Snow White and the Huntsman Rupert Sanders

Snow White and the Huntsman Rupert Sanders
Damn you, misleading trailers! In the studio race to get a Snow White story into theatres, it turns out there are no winners, least of all the viewing public.

Based upon the arresting images cut into the visually enticing previews for Snow White and the Huntsman, it seemed the action-oriented take on the tale was a sure bet to triumph over the abysmal Mirror Mirror. But while this a far less annoying piece of fluff, it smacks of something equally poisonous: authorial uncertainty. However, being a first-time director is no excuse for Rupert Sanders's thoughtless, uneven vision.

In this version of the classic Grimm fairy tale, Snow White is more a prisoner of war than a stepdaughter oppressed because of the evil Queen's jealousy over her beauty. Named Ravenna in this iteration (because she can turn into a flock of the carrion eaters, get it?), Charlize Theron plays the Queen with such scenery molesting gusto that Cruella de Vil would advise her to take it down a notch.

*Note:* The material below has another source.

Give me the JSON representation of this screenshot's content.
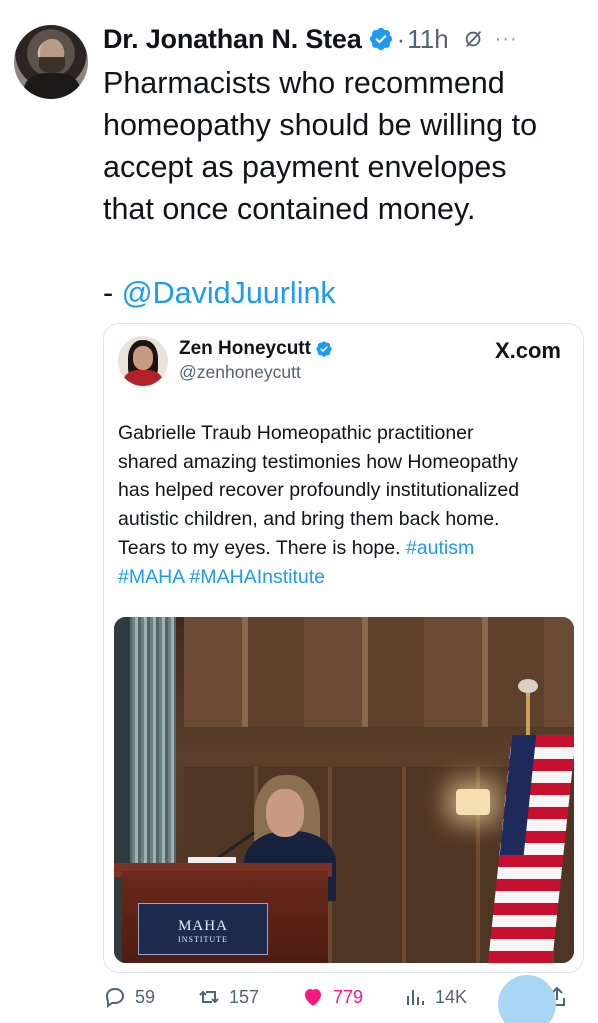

Right after bedding Snow's father, Ravenna murders the king and takes the castle, imprisoning the young heir. Rather than have her taken out to the woods by the huntsman and have heart cut out because she wants the girl dead for superseding her beauty, the Queen needs Snow's heart for a blood magic ritual required to make her immortal. Perpetually scowly-faced Snow manages a daring prison break, which conveniently leads directly to a friendly white horse sitting just outside the gates, waiting for her to ride, which she does, right to its death via mud pit in the "Dark Forest."

After some random hallucinations (is there a thematic reason Snow's fear manifests as a bat demon thing?) due to mind-altering spores that also give the FX team an excuse to animate some writhing branch snakes and other such typical, gothic woodland terrors, we're finally introduced to the huntsman.

Chris Hemsworth's performance sticks out like the implied beast erection a giant bridge troll later sprouts over Snow. Nobody else in the film displays even a fraction of the nuanced emotional turmoil Hemsworth (The Avengers, The Cabin In the Woods) commits to with his body language and dexterous facial expressions. It's a shame he's cast opposite the complete void of charisma and talent that is Kristen Stewart.

And who would ever buy Stewart's bland, plain-Jane looks as a legitimate threat to Theron's distinct beauty? That's only the tip of a credibility iceberg that helps sink this vacuous exercise in meaningless imagery. Don't even get me started on Stewart's noncommittal English accent; she makes Kevin Costner sound like a regional dialect prodigy.

Not even the action scenes are well shot, relying on lazy, shaky camera work and fast, close cuts that give no sense of coherence or spatiality to the frequent skirmishes that make up the bulk of the film as the titular characters are pursued by the Queen's incestuous brother and his minions.

Oh, yeah, seven dwarfs eventually show up, all played by very capable actors, but their presence matters not a lick to the story, like most of this over-long, underwritten and inconsistently directed mess.

If you've seen the trailer for Snow White and the Huntsman, you've seen enough. (Universal)